◆ Records supplied ◆
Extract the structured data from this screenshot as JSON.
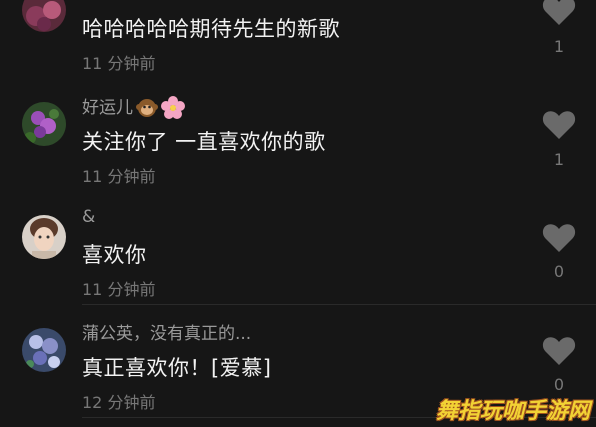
{
  "comments": [
    {
      "username": "",
      "text": "哈哈哈哈哈期待先生的新歌",
      "time": "11 分钟前",
      "likes": "1"
    },
    {
      "username": "好运儿",
      "text": "关注你了 一直喜欢你的歌",
      "time": "11 分钟前",
      "likes": "1"
    },
    {
      "username": "&",
      "text": "喜欢你",
      "time": "11 分钟前",
      "likes": "0"
    },
    {
      "username": "蒲公英，没有真正的...",
      "text": "真正喜欢你！[爱慕]",
      "time": "12 分钟前",
      "likes": "0"
    }
  ],
  "watermark": "舞指玩咖手游网",
  "colors": {
    "background": "#161616",
    "text": "#f2f2f2",
    "secondary": "#777777",
    "like_icon": "#6a6a6a"
  }
}
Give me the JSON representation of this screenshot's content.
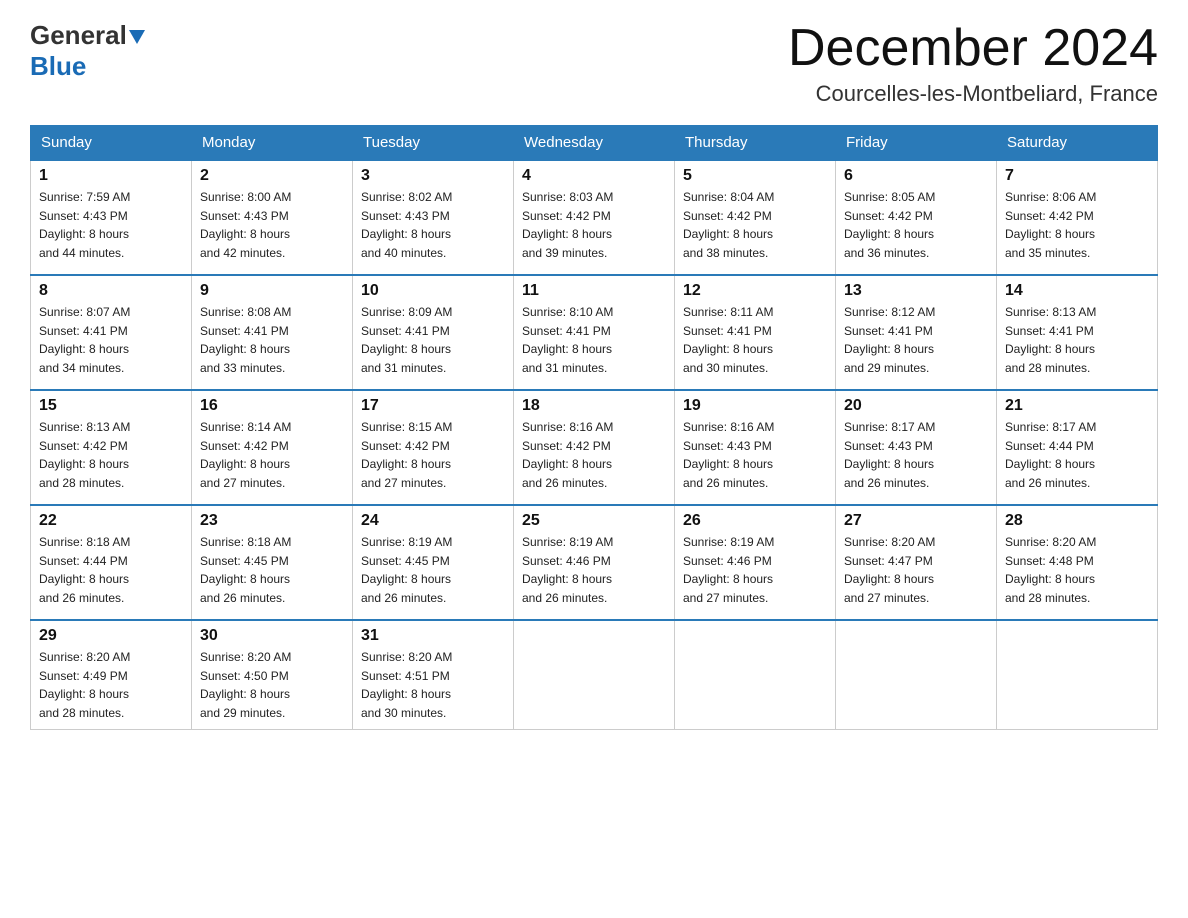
{
  "logo": {
    "line1_black": "General",
    "line1_triangle": true,
    "line2": "Blue"
  },
  "title": "December 2024",
  "location": "Courcelles-les-Montbeliard, France",
  "weekdays": [
    "Sunday",
    "Monday",
    "Tuesday",
    "Wednesday",
    "Thursday",
    "Friday",
    "Saturday"
  ],
  "weeks": [
    [
      {
        "day": "1",
        "info": "Sunrise: 7:59 AM\nSunset: 4:43 PM\nDaylight: 8 hours\nand 44 minutes."
      },
      {
        "day": "2",
        "info": "Sunrise: 8:00 AM\nSunset: 4:43 PM\nDaylight: 8 hours\nand 42 minutes."
      },
      {
        "day": "3",
        "info": "Sunrise: 8:02 AM\nSunset: 4:43 PM\nDaylight: 8 hours\nand 40 minutes."
      },
      {
        "day": "4",
        "info": "Sunrise: 8:03 AM\nSunset: 4:42 PM\nDaylight: 8 hours\nand 39 minutes."
      },
      {
        "day": "5",
        "info": "Sunrise: 8:04 AM\nSunset: 4:42 PM\nDaylight: 8 hours\nand 38 minutes."
      },
      {
        "day": "6",
        "info": "Sunrise: 8:05 AM\nSunset: 4:42 PM\nDaylight: 8 hours\nand 36 minutes."
      },
      {
        "day": "7",
        "info": "Sunrise: 8:06 AM\nSunset: 4:42 PM\nDaylight: 8 hours\nand 35 minutes."
      }
    ],
    [
      {
        "day": "8",
        "info": "Sunrise: 8:07 AM\nSunset: 4:41 PM\nDaylight: 8 hours\nand 34 minutes."
      },
      {
        "day": "9",
        "info": "Sunrise: 8:08 AM\nSunset: 4:41 PM\nDaylight: 8 hours\nand 33 minutes."
      },
      {
        "day": "10",
        "info": "Sunrise: 8:09 AM\nSunset: 4:41 PM\nDaylight: 8 hours\nand 31 minutes."
      },
      {
        "day": "11",
        "info": "Sunrise: 8:10 AM\nSunset: 4:41 PM\nDaylight: 8 hours\nand 31 minutes."
      },
      {
        "day": "12",
        "info": "Sunrise: 8:11 AM\nSunset: 4:41 PM\nDaylight: 8 hours\nand 30 minutes."
      },
      {
        "day": "13",
        "info": "Sunrise: 8:12 AM\nSunset: 4:41 PM\nDaylight: 8 hours\nand 29 minutes."
      },
      {
        "day": "14",
        "info": "Sunrise: 8:13 AM\nSunset: 4:41 PM\nDaylight: 8 hours\nand 28 minutes."
      }
    ],
    [
      {
        "day": "15",
        "info": "Sunrise: 8:13 AM\nSunset: 4:42 PM\nDaylight: 8 hours\nand 28 minutes."
      },
      {
        "day": "16",
        "info": "Sunrise: 8:14 AM\nSunset: 4:42 PM\nDaylight: 8 hours\nand 27 minutes."
      },
      {
        "day": "17",
        "info": "Sunrise: 8:15 AM\nSunset: 4:42 PM\nDaylight: 8 hours\nand 27 minutes."
      },
      {
        "day": "18",
        "info": "Sunrise: 8:16 AM\nSunset: 4:42 PM\nDaylight: 8 hours\nand 26 minutes."
      },
      {
        "day": "19",
        "info": "Sunrise: 8:16 AM\nSunset: 4:43 PM\nDaylight: 8 hours\nand 26 minutes."
      },
      {
        "day": "20",
        "info": "Sunrise: 8:17 AM\nSunset: 4:43 PM\nDaylight: 8 hours\nand 26 minutes."
      },
      {
        "day": "21",
        "info": "Sunrise: 8:17 AM\nSunset: 4:44 PM\nDaylight: 8 hours\nand 26 minutes."
      }
    ],
    [
      {
        "day": "22",
        "info": "Sunrise: 8:18 AM\nSunset: 4:44 PM\nDaylight: 8 hours\nand 26 minutes."
      },
      {
        "day": "23",
        "info": "Sunrise: 8:18 AM\nSunset: 4:45 PM\nDaylight: 8 hours\nand 26 minutes."
      },
      {
        "day": "24",
        "info": "Sunrise: 8:19 AM\nSunset: 4:45 PM\nDaylight: 8 hours\nand 26 minutes."
      },
      {
        "day": "25",
        "info": "Sunrise: 8:19 AM\nSunset: 4:46 PM\nDaylight: 8 hours\nand 26 minutes."
      },
      {
        "day": "26",
        "info": "Sunrise: 8:19 AM\nSunset: 4:46 PM\nDaylight: 8 hours\nand 27 minutes."
      },
      {
        "day": "27",
        "info": "Sunrise: 8:20 AM\nSunset: 4:47 PM\nDaylight: 8 hours\nand 27 minutes."
      },
      {
        "day": "28",
        "info": "Sunrise: 8:20 AM\nSunset: 4:48 PM\nDaylight: 8 hours\nand 28 minutes."
      }
    ],
    [
      {
        "day": "29",
        "info": "Sunrise: 8:20 AM\nSunset: 4:49 PM\nDaylight: 8 hours\nand 28 minutes."
      },
      {
        "day": "30",
        "info": "Sunrise: 8:20 AM\nSunset: 4:50 PM\nDaylight: 8 hours\nand 29 minutes."
      },
      {
        "day": "31",
        "info": "Sunrise: 8:20 AM\nSunset: 4:51 PM\nDaylight: 8 hours\nand 30 minutes."
      },
      null,
      null,
      null,
      null
    ]
  ]
}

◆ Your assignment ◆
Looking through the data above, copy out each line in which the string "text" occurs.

◆ Answer ◆
      "text": "哈哈哈哈哈期待先生的新歌",
      "text": "关注你了 一直喜欢你的歌",
      "text": "喜欢你",
      "text": "真正喜欢你！[爱慕]",
    "text": "#f2f2f2",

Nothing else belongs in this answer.